**WHAT YOU HAVE TO DO:** Check each line of the listing below for the word "title" and say how many lines have it. Nothing else should be written.

**TASK MATERIAL:**
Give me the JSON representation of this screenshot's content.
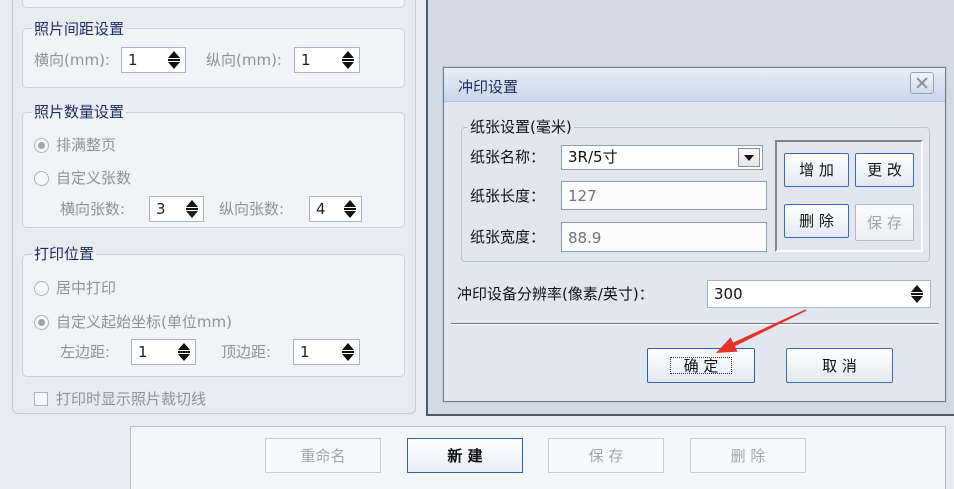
{
  "colors": {
    "title": "#1c2b5e",
    "disabled": "#8e939b",
    "accent": "#3a6bb3",
    "annotation": "#e5322d"
  },
  "icons": {
    "close": "close-icon",
    "spinner": "spin-arrows-icon",
    "dropdown": "dropdown-arrow-icon",
    "annotation": "red-arrow-icon"
  },
  "left_panel": {
    "spacing": {
      "title": "照片间距设置",
      "horizontal": {
        "label": "横向(mm):",
        "value": "1"
      },
      "vertical": {
        "label": "纵向(mm):",
        "value": "1"
      }
    },
    "count": {
      "title": "照片数量设置",
      "fill_page": {
        "label": "排满整页",
        "checked": true
      },
      "custom_count": {
        "label": "自定义张数",
        "checked": false
      },
      "horizontal": {
        "label": "横向张数:",
        "value": "3"
      },
      "vertical": {
        "label": "纵向张数:",
        "value": "4"
      }
    },
    "position": {
      "title": "打印位置",
      "center": {
        "label": "居中打印",
        "checked": false
      },
      "custom_origin": {
        "label": "自定义起始坐标(单位mm)",
        "checked": true
      },
      "left_margin": {
        "label": "左边距:",
        "value": "1"
      },
      "top_margin": {
        "label": "顶边距:",
        "value": "1"
      }
    },
    "show_cut_lines": {
      "label": "打印时显示照片裁切线",
      "checked": false
    }
  },
  "dialog": {
    "title": "冲印设置",
    "paper": {
      "title": "纸张设置(毫米)",
      "name": {
        "label": "纸张名称：",
        "value": "3R/5寸"
      },
      "length": {
        "label": "纸张长度：",
        "value": "127"
      },
      "width": {
        "label": "纸张宽度：",
        "value": "88.9"
      },
      "buttons": {
        "add": {
          "label": "增 加",
          "disabled": false
        },
        "modify": {
          "label": "更 改",
          "disabled": false
        },
        "delete": {
          "label": "删 除",
          "disabled": false
        },
        "save": {
          "label": "保 存",
          "disabled": true
        }
      }
    },
    "resolution": {
      "label": "冲印设备分辨率(像素/英寸)：",
      "value": "300"
    },
    "ok": {
      "label": "确 定",
      "focused": true
    },
    "cancel": {
      "label": "取 消"
    }
  },
  "toolbar": {
    "rename": {
      "label": "重命名",
      "disabled": true
    },
    "new": {
      "label": "新 建",
      "active": true
    },
    "save": {
      "label": "保 存",
      "disabled": true
    },
    "delete": {
      "label": "删 除",
      "disabled": true
    }
  }
}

**WRITTEN SOLUTION:** 6